» Assigned task: Review the listing and copy each line that holds the word "icon".

START Dataset entries

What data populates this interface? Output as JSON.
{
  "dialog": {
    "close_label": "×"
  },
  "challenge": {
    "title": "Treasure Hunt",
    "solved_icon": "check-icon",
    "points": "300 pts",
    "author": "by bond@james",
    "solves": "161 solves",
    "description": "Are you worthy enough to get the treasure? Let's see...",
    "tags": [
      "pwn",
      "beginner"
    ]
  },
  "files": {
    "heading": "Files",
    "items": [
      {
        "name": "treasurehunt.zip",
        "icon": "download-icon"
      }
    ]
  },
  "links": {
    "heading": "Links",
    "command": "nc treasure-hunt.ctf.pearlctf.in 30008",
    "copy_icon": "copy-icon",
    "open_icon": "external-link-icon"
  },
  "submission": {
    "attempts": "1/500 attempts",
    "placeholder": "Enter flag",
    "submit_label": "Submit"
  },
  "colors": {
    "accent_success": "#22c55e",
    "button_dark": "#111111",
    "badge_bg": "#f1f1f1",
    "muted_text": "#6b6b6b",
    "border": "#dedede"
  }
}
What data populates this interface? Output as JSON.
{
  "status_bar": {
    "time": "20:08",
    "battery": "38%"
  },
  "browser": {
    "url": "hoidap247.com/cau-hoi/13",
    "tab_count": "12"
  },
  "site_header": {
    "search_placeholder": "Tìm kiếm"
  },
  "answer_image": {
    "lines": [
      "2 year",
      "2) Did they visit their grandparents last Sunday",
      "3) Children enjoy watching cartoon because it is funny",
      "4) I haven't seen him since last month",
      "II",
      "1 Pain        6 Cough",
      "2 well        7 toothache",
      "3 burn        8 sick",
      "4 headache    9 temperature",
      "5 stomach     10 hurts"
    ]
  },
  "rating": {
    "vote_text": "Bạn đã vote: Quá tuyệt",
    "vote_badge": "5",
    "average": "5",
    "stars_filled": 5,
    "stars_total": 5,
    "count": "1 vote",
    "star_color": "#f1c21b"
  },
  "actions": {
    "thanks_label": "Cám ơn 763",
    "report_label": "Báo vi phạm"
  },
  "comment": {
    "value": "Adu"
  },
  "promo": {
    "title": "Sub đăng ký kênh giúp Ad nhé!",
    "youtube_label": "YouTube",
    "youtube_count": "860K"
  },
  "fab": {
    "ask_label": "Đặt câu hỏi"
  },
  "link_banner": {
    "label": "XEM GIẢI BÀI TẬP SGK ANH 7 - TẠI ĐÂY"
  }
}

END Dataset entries

» Written solution:
    "solved_icon": "check-icon",
        "icon": "download-icon"
    "copy_icon": "copy-icon",
    "open_icon": "external-link-icon"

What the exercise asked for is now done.